trantula question

I have tried All the Web, Lycos, Ask Jeeves, etc., even dogpile, and cannot find anything on trantulas. Does anyone have one? My biggest question is how long do trantulas live? I (am not making this up) have one that I have had for at LEAST ten years. I always assumed they died within 4-5 years so I never kept track. But I know for Sure that I brought her(?) with me when I moved in '92. And I had her for a least 2 years before that. She seems pretty darn healthy to me…

Tarantulas live much longer than most spiders, and females live longer than males. The record is almost 30 years. They have been known to live more than 6 months without water, and more 2 years without food. I don’t know what the average lifespan is, though.

sources: Ecyclopedia Americana, Guiness Book

Oh, well, this is no more than a supporting vote for bibliophage. Sod it, if I looked it up, you HAVE to read it. :slight_smile:

The most common North American tarantula is
Eurypelma californicum, found in California, Texas,
and Arizona. A 30-year life span has been recorded
for one individual of this species. (Encyclopaedia Britannica Online)

Still, it sounds though that is considered unusual, and yours might be a different type.

I’m no fan of tarantulas but I want to see if I can make a link that works!

Apparently, you can join message boards and chat about the delights of tarantulas. Tarantula home page, indeed! Have fun.

Just to make sure you notice, I imagine that your web searches will be much more successful with a correct spelling of “Tarantula”, with 3 A’s.

Good luck.

Try this site.

And don’t forget that a “tarantella” is a dance.

This might need to go in a new thread but i dont think its really a hi-jack because the OP here has pretty much been answered…Ok when i was a kid (pre-kindergarten) i had a pet tarantula and i can remember holding it and looking at it all the time and i just thought it was outright dandy. Well we didnt have it for too long i guess maybe a year or two and then we never got another one. Now (age 19) i am absolutely pathetically stone cold paranoid of tarantulas. If im looking through a magazine and i see a picture of one i literally throw the magazine and run out of the room and i wont re-enter that room until someone gets the magazine out. i freak when i see them on tv and i cant sleep at night if i think about one at any time during that day. Just reading this thread made my whole body tingle and i got an intense dull pain in my left foot and left forearm. Its absolutely embarassing, im a guy, im not supposed to be scared of little bugs, especially ones that arent even native to my area (NC). The one i had as a kid never bit me and i dont recall any bad experience with it. How could i have developed this instense fear of tarantulas all of a sudden when they didnt bother me at all as a kid? (when i say all of a sudden i mean maybe the last 8-10 years, not the last month or anything)

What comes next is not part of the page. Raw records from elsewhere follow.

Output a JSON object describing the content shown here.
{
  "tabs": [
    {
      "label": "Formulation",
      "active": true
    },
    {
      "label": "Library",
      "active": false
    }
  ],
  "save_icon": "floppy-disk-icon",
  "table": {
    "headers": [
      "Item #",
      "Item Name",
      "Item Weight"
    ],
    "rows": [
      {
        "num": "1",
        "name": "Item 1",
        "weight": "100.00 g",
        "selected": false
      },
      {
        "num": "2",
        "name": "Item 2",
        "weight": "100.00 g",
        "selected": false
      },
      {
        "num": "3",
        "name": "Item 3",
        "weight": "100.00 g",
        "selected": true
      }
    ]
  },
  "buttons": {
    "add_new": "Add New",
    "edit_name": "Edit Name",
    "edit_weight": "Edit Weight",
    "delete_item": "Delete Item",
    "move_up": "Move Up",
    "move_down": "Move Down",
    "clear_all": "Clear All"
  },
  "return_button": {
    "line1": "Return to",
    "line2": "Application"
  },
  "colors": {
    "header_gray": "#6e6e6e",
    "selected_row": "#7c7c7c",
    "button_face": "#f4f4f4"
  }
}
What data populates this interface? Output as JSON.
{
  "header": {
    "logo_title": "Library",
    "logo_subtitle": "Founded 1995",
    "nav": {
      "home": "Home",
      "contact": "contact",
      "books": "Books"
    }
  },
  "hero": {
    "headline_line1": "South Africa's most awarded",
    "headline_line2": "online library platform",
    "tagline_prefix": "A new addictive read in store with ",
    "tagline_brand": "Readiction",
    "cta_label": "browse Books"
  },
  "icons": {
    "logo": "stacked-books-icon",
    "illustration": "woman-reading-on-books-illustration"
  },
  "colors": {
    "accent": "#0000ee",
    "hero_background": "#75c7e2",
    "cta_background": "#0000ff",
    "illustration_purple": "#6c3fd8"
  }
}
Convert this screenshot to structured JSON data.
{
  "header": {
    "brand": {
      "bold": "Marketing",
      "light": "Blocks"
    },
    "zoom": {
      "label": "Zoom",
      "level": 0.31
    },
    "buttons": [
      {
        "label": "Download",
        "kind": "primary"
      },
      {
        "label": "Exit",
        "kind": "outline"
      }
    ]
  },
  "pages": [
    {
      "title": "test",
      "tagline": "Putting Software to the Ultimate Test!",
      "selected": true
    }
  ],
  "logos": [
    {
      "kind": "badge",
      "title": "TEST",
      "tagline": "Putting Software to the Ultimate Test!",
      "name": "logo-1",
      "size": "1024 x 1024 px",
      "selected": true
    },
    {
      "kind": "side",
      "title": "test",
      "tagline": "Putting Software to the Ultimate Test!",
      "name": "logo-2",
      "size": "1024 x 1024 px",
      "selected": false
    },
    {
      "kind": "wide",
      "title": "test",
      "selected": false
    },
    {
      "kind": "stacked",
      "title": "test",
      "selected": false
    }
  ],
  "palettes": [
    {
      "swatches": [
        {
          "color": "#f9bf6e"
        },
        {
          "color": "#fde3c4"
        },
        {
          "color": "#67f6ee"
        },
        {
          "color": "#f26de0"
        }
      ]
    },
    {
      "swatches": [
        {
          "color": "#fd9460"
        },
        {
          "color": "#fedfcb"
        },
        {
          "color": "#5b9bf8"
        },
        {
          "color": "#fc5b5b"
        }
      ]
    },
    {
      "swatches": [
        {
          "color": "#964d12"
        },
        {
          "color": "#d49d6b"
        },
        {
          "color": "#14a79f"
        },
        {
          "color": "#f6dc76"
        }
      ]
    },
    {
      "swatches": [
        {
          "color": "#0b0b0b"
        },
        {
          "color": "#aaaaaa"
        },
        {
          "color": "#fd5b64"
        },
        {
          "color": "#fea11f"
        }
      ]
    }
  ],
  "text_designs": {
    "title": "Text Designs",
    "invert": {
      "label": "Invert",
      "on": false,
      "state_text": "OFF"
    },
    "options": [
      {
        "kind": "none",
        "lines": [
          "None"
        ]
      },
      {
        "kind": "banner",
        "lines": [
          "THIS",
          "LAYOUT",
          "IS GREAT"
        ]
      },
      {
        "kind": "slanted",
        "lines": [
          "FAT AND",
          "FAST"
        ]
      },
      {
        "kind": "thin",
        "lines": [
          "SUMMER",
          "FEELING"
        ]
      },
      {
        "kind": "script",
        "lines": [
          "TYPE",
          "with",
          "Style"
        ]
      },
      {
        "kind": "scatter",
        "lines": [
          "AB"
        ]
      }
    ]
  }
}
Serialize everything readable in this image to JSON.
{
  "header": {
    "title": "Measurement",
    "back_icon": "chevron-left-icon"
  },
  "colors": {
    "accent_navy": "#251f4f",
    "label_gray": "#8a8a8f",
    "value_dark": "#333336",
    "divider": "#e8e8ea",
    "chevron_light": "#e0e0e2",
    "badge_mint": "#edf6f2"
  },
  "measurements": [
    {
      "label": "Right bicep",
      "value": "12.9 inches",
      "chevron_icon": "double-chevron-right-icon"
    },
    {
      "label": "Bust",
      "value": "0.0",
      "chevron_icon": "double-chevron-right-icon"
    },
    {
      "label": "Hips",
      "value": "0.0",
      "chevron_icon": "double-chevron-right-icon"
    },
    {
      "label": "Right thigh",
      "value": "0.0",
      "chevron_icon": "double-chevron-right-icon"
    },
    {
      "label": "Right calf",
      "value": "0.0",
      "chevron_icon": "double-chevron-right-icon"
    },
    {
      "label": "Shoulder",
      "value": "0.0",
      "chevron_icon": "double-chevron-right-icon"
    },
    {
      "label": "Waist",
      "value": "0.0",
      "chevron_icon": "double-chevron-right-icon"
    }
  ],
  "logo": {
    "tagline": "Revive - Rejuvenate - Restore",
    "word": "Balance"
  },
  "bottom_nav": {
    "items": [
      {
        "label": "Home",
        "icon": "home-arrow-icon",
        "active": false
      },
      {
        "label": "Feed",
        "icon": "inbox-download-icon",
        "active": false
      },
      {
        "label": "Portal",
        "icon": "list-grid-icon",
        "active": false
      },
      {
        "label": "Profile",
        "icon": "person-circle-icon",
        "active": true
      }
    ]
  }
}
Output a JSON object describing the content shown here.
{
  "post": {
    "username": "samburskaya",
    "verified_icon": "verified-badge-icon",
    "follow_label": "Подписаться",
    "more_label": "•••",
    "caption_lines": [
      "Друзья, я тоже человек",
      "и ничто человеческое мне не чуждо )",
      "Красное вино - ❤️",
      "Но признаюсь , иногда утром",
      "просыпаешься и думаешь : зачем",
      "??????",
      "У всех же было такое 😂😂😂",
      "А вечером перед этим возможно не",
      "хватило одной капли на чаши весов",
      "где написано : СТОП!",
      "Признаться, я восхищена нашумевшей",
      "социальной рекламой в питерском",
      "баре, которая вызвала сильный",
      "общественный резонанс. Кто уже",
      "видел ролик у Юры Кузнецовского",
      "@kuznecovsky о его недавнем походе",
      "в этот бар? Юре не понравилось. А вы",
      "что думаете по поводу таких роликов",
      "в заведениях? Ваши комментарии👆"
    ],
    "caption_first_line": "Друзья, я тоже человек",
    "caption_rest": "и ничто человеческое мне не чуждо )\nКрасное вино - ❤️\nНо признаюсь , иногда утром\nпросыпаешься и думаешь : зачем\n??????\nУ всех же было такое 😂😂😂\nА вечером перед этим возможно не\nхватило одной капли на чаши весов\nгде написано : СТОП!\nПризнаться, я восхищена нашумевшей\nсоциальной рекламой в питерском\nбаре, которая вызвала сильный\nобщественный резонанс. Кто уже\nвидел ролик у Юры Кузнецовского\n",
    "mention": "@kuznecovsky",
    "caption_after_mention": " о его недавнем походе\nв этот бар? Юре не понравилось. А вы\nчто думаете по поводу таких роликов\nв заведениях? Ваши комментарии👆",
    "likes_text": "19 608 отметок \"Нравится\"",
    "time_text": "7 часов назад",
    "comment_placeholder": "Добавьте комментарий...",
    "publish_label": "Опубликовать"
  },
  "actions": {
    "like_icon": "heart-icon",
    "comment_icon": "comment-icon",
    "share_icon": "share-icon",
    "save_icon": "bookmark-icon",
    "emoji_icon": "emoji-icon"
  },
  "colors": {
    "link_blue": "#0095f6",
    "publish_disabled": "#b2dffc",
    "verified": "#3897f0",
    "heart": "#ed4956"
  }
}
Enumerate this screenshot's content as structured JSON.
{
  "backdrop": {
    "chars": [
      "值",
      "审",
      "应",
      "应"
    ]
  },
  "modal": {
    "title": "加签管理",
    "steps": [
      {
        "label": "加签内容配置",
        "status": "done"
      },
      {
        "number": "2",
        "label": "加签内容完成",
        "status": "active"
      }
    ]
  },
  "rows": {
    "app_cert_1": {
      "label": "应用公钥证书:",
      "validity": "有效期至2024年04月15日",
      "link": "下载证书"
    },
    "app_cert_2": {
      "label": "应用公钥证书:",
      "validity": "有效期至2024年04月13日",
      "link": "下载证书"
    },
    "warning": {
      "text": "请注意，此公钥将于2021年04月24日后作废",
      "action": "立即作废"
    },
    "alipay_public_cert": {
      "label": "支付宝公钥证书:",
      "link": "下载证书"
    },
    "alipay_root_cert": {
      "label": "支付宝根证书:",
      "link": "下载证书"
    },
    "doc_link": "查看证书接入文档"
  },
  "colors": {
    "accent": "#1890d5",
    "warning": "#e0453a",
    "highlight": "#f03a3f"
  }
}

Dunno, Cisco, but I’m exactly the same. As a kid I used to collect bugs, now I can’t even look at a drawing of a spider without getting chills and wanting to vomit.

Maybe it’s the same reason that we used to say, jump off the roof and think that was fun. Or climb really, really tall trees. Heights is my particular grown-up fear. Now even a ladder makes me panic.

popokis5, I notice spelling errors in the titles of two threads you have started. It does help if you can get the spelling right. Search engines cannot guess what you are trying to say and even people may be confused.

Here’s a couple more tarantula care sites:

I love the critters. Before I moved out recently, I had the pleasure of assisting in the care of a Chilean Rose, a truly beautiful creature.

When we got ours, everyone in the house started reading up on their giant spider literature. One simply amazing anecdote that we found may be worth recounting.

Tarantulas are extremely fragile critters. Their exoskeleton can be cracked from a fall of as little as eighteen inches. So when one of the students of a grade-school class dropped their tarantula, it looked like the end, because the crack usually leads to infection and death for the spider. However, by using the tools at hand the students performed a delicate operation and saved the tarantula’s life.

How did they do this? They sealed the crack with Elmer’s glue.